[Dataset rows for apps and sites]

=======

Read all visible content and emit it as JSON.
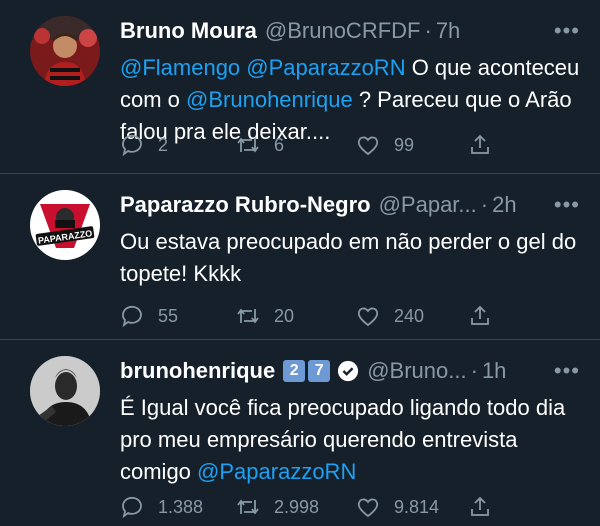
{
  "tweets": [
    {
      "name": "Bruno Moura",
      "handle": "@BrunoCRFDF",
      "time": "7h",
      "text_parts": [
        {
          "t": "@Flamengo",
          "link": true
        },
        {
          "t": " ",
          "link": false
        },
        {
          "t": "@PaparazzoRN",
          "link": true
        },
        {
          "t": " O que aconteceu com o ",
          "link": false
        },
        {
          "t": "@Brunohenrique",
          "link": true
        },
        {
          "t": " ? Pareceu que o Arão falou pra ele deixar....",
          "link": false
        }
      ],
      "replies": "2",
      "retweets": "6",
      "likes": "99"
    },
    {
      "name": "Paparazzo Rubro-Negro",
      "handle": "@Papar...",
      "time": "2h",
      "text_parts": [
        {
          "t": "Ou estava preocupado em não perder o gel do topete! Kkkk",
          "link": false
        }
      ],
      "replies": "55",
      "retweets": "20",
      "likes": "240",
      "avatar_logo_text": "PAPARAZZO"
    },
    {
      "name": "brunohenrique",
      "emoji_1": "2",
      "emoji_2": "7",
      "handle": "@Bruno...",
      "time": "1h",
      "text_parts": [
        {
          "t": "É Igual você fica preocupado ligando todo dia pro meu empresário querendo entrevista comigo ",
          "link": false
        },
        {
          "t": "@PaparazzoRN",
          "link": true
        }
      ],
      "replies": "1.388",
      "retweets": "2.998",
      "likes": "9.814"
    }
  ],
  "colors": {
    "background": "#15202b",
    "link": "#1da1f2",
    "muted": "#8899a6",
    "text": "#ffffff"
  },
  "icons": [
    "reply-icon",
    "retweet-icon",
    "like-icon",
    "share-icon",
    "more-icon",
    "verified-icon"
  ]
}
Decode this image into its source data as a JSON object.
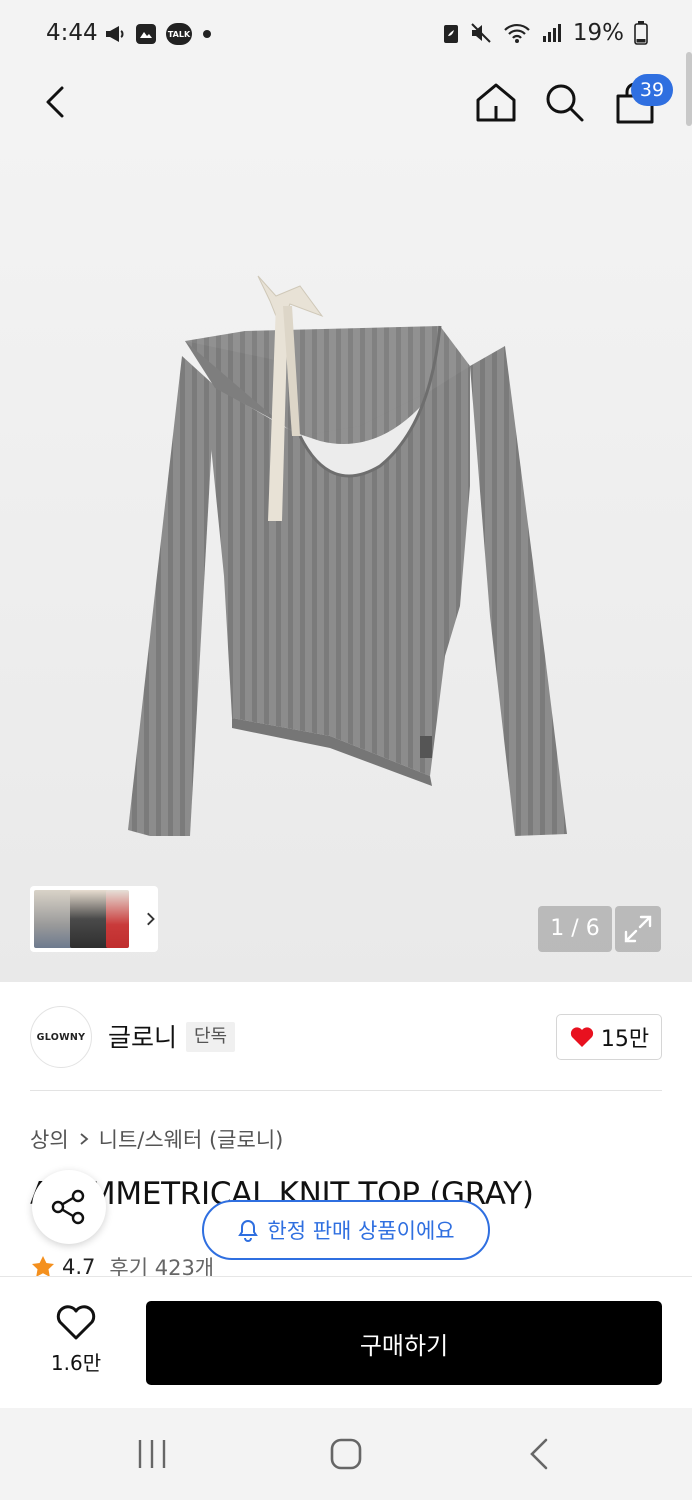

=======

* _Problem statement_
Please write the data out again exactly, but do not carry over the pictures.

* _Answer for the task_
Read all visible content and emit it as JSON.
{
  "tweets": [
    {
      "name": "Bruno Moura",
      "handle": "@BrunoCRFDF",
      "time": "7h",
      "text_parts": [
        {
          "t": "@Flamengo",
          "link": true
        },
        {
          "t": " ",
          "link": false
        },
        {
          "t": "@PaparazzoRN",
          "link": true
        },
        {
          "t": " O que aconteceu com o ",
          "link": false
        },
        {
          "t": "@Brunohenrique",
          "link": true
        },
        {
          "t": " ? Pareceu que o Arão falou pra ele deixar....",
          "link": false
        }
      ],
      "replies": "2",
      "retweets": "6",
      "likes": "99"
    },
    {
      "name": "Paparazzo Rubro-Negro",
      "handle": "@Papar...",
      "time": "2h",
      "text_parts": [
        {
          "t": "Ou estava preocupado em não perder o gel do topete! Kkkk",
          "link": false
        }
      ],
      "replies": "55",
      "retweets": "20",
      "likes": "240",
      "avatar_logo_text": "PAPARAZZO"
    },
    {
      "name": "brunohenrique",
      "emoji_1": "2",
      "emoji_2": "7",
      "handle": "@Bruno...",
      "time": "1h",
      "text_parts": [
        {
          "t": "É Igual você fica preocupado ligando todo dia pro meu empresário querendo entrevista comigo ",
          "link": false
        },
        {
          "t": "@PaparazzoRN",
          "link": true
        }
      ],
      "replies": "1.388",
      "retweets": "2.998",
      "likes": "9.814"
    }
  ],
  "colors": {
    "background": "#15202b",
    "link": "#1da1f2",
    "muted": "#8899a6",
    "text": "#ffffff"
  },
  "icons": [
    "reply-icon",
    "retweet-icon",
    "like-icon",
    "share-icon",
    "more-icon",
    "verified-icon"
  ]
}
Decode this image into its source data as a JSON object.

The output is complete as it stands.